Athletic programs use custom database programs to maintain expenses

Posted by Justin Hesser on May 15, 2012

In the world of major Division I athletics, being able to maintain finances and expenses is extremely important and most often schools will need a custom database software to be able to handle the imperative task. This may be especially true for the University of Texas' athletic department as it is the most funded college sports program in the country, according to USA Today.

For the past three years the newspaper has maintained its own custom database of major collegiate athletic finances and it found that no programs have earned or spent more than Texas. In the 2010-11 school year, the Longhorns raked in more than $150 million in revenue. Ohio State University came in second with a comparatively low $18.5 million. Furthermore, Texas expenses for football and 19 other varsity sports was roughly $130 million, which was nearly $11.5 million more than Ohio State spent on all 36 of its varsity teams. 

"There's nothing to stop Texas or other very successful financial enterprises with these gigantic television contracts from continuing to grow, grow, grow because their revenues match their expenditures," said former University of Arizona president Peter Likins to USA Today.

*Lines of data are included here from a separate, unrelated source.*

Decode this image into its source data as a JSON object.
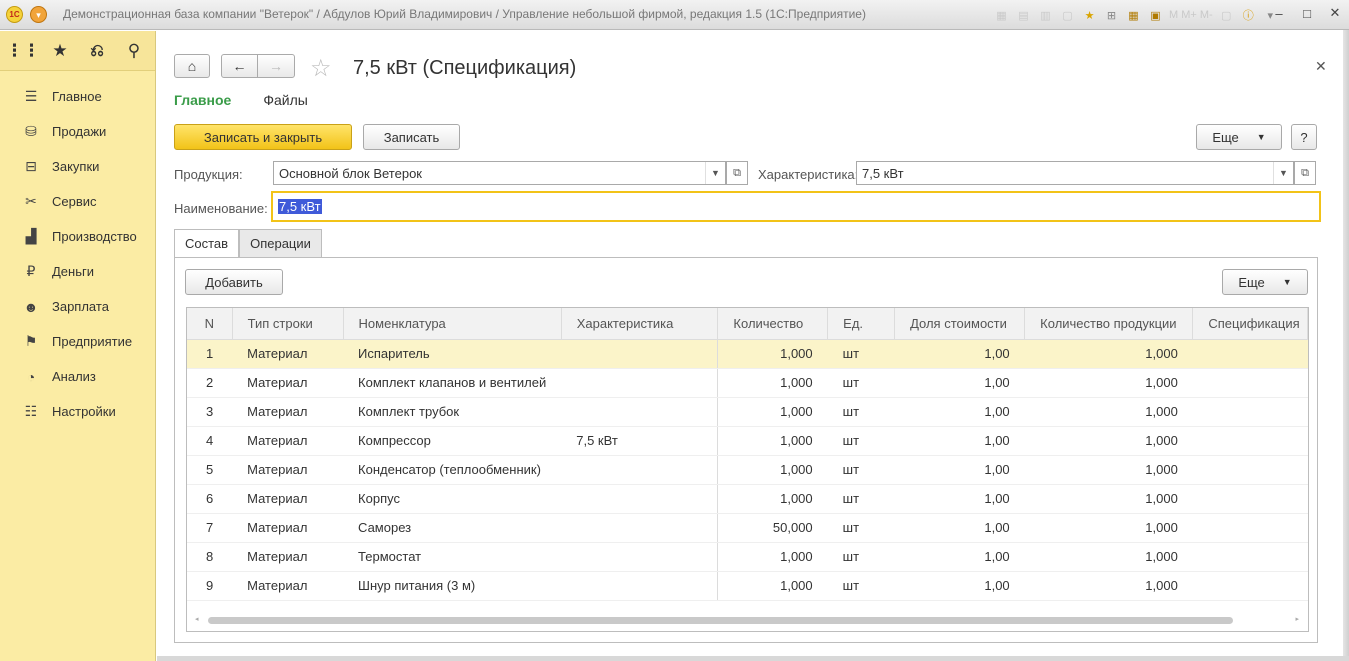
{
  "app": {
    "title": "Демонстрационная база компании \"Ветерок\" / Абдулов Юрий Владимирович / Управление небольшой фирмой, редакция 1.5  (1С:Предприятие)",
    "logo_text": "1С",
    "toolbar_letters": "M  M+  M-"
  },
  "sidebar": {
    "items": [
      {
        "label": "Главное",
        "icon": "list-icon"
      },
      {
        "label": "Продажи",
        "icon": "basket-icon"
      },
      {
        "label": "Закупки",
        "icon": "cart-icon"
      },
      {
        "label": "Сервис",
        "icon": "tools-icon"
      },
      {
        "label": "Производство",
        "icon": "factory-icon"
      },
      {
        "label": "Деньги",
        "icon": "ruble-icon"
      },
      {
        "label": "Зарплата",
        "icon": "people-icon"
      },
      {
        "label": "Предприятие",
        "icon": "flag-icon"
      },
      {
        "label": "Анализ",
        "icon": "pie-icon"
      },
      {
        "label": "Настройки",
        "icon": "settings-icon"
      }
    ]
  },
  "form": {
    "title": "7,5 кВт (Спецификация)",
    "tabs": [
      "Главное",
      "Файлы"
    ],
    "buttons": {
      "save_close": "Записать и закрыть",
      "save": "Записать",
      "more": "Еще",
      "help": "?"
    },
    "fields": {
      "product_label": "Продукция:",
      "product_value": "Основной блок Ветерок",
      "characteristic_label": "Характеристика:",
      "characteristic_value": "7,5 кВт",
      "name_label": "Наименование:",
      "name_value": "7,5 кВт"
    }
  },
  "tabs2": [
    "Состав",
    "Операции"
  ],
  "table": {
    "add_button": "Добавить",
    "more_button": "Еще",
    "columns": [
      "N",
      "Тип строки",
      "Номенклатура",
      "Характеристика",
      "Количество",
      "Ед.",
      "Доля стоимости",
      "Количество продукции",
      "Спецификация"
    ],
    "rows": [
      [
        "1",
        "Материал",
        "Испаритель",
        "",
        "1,000",
        "шт",
        "1,00",
        "1,000",
        ""
      ],
      [
        "2",
        "Материал",
        "Комплект клапанов и вентилей",
        "",
        "1,000",
        "шт",
        "1,00",
        "1,000",
        ""
      ],
      [
        "3",
        "Материал",
        "Комплект трубок",
        "",
        "1,000",
        "шт",
        "1,00",
        "1,000",
        ""
      ],
      [
        "4",
        "Материал",
        "Компрессор",
        "7,5 кВт",
        "1,000",
        "шт",
        "1,00",
        "1,000",
        ""
      ],
      [
        "5",
        "Материал",
        "Конденсатор (теплообменник)",
        "",
        "1,000",
        "шт",
        "1,00",
        "1,000",
        ""
      ],
      [
        "6",
        "Материал",
        "Корпус",
        "",
        "1,000",
        "шт",
        "1,00",
        "1,000",
        ""
      ],
      [
        "7",
        "Материал",
        "Саморез",
        "",
        "50,000",
        "шт",
        "1,00",
        "1,000",
        ""
      ],
      [
        "8",
        "Материал",
        "Термостат",
        "",
        "1,000",
        "шт",
        "1,00",
        "1,000",
        ""
      ],
      [
        "9",
        "Материал",
        "Шнур питания (3 м)",
        "",
        "1,000",
        "шт",
        "1,00",
        "1,000",
        ""
      ]
    ]
  },
  "colors": {
    "sidebar_bg": "#fbeca4",
    "primary_button": "#f2c318",
    "active_tab": "#3a9c49",
    "highlight_row": "#fbf4c9",
    "selection": "#3f5ad9"
  }
}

Likins was also the head of a high-level NCAA panel that examined college athletics finances. "But the disconnect between what's happening in athletics and what's happening elsewhere in the same universities create stress, and the stresses will create a breakdown."

Furthermore, according to information the newspaper collected from its database, Texas' athletic program is one of only 22 in Division I athletics that operate in the black. This has become a touchy subject as economic factors add stress to higher education finances. In fact, the University of Texas' athletic department spotted $6 million to the school's academic side last year.

Some experts believe that a government intervention may be needed for the amount of finances flowing through these programs, while others fear that this may proceed for years due to the economic advantages that many schools and communities gain from programs like Texas'.